____ PROVIDED DATA

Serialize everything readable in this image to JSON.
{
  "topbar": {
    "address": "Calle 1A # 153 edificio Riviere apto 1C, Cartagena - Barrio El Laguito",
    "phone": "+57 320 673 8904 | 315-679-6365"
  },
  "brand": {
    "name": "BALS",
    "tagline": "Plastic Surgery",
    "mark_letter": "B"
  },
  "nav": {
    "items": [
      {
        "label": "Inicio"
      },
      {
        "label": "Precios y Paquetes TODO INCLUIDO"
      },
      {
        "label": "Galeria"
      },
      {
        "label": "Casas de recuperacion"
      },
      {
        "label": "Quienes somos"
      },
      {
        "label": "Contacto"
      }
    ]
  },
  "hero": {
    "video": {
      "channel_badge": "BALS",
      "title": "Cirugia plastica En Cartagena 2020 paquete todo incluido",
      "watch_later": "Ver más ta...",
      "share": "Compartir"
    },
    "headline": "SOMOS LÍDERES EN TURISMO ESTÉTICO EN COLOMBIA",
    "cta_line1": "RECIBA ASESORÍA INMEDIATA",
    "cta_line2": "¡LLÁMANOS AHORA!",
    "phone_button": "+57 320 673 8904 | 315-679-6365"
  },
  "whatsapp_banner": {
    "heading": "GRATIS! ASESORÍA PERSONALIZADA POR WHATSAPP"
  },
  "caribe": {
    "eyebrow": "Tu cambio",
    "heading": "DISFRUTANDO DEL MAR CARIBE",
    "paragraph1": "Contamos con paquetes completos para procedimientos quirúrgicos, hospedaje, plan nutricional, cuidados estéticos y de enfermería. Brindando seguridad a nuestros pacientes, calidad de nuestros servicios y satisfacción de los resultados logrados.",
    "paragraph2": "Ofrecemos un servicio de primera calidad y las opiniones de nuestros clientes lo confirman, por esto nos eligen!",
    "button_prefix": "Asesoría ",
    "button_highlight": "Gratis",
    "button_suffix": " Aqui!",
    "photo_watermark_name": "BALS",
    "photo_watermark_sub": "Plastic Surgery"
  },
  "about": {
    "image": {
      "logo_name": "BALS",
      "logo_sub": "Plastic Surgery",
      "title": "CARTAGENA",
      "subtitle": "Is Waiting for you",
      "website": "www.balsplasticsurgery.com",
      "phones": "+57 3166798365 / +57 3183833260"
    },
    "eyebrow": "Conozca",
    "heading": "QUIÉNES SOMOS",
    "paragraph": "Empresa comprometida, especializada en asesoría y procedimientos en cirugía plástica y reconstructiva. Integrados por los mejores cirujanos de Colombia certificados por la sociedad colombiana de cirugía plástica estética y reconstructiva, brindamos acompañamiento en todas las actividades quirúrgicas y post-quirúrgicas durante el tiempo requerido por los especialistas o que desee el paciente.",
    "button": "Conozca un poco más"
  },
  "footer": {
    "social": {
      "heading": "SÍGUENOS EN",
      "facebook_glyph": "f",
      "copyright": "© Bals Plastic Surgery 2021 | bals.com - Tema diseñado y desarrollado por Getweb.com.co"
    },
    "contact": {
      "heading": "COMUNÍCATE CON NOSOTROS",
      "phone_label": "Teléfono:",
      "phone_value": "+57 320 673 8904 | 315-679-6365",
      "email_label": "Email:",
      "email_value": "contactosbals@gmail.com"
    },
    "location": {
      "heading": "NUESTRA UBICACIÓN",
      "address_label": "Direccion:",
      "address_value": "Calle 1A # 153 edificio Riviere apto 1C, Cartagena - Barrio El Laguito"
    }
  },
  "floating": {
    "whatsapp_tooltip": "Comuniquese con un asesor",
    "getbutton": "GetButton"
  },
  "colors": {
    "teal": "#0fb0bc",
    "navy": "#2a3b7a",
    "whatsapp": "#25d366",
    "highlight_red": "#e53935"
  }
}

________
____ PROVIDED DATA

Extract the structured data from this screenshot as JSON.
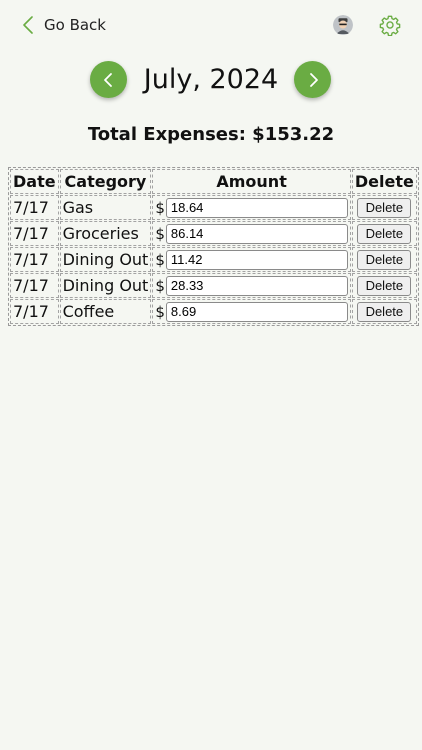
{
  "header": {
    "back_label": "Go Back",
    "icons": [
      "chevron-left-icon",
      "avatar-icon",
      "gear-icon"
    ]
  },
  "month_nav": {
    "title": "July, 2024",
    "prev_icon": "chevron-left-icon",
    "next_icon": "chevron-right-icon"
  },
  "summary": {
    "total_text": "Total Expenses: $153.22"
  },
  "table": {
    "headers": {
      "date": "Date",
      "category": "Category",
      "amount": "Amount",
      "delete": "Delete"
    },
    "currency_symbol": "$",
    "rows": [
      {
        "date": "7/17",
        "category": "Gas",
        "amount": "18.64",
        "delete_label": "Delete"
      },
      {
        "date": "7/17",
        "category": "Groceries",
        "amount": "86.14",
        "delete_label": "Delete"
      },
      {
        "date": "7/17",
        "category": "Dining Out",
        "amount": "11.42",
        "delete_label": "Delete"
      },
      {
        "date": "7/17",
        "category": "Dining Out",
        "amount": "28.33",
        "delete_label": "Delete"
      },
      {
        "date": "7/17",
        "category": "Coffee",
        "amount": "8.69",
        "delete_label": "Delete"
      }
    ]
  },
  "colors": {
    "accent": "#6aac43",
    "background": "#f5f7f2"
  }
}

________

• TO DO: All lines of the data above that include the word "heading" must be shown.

• EXERCISE SOLUTION:
    "heading": "GRATIS! ASESORÍA PERSONALIZADA POR WHATSAPP"
    "heading": "DISFRUTANDO DEL MAR CARIBE",
    "heading": "QUIÉNES SOMOS",
      "heading": "SÍGUENOS EN",
      "heading": "COMUNÍCATE CON NOSOTROS",
      "heading": "NUESTRA UBICACIÓN",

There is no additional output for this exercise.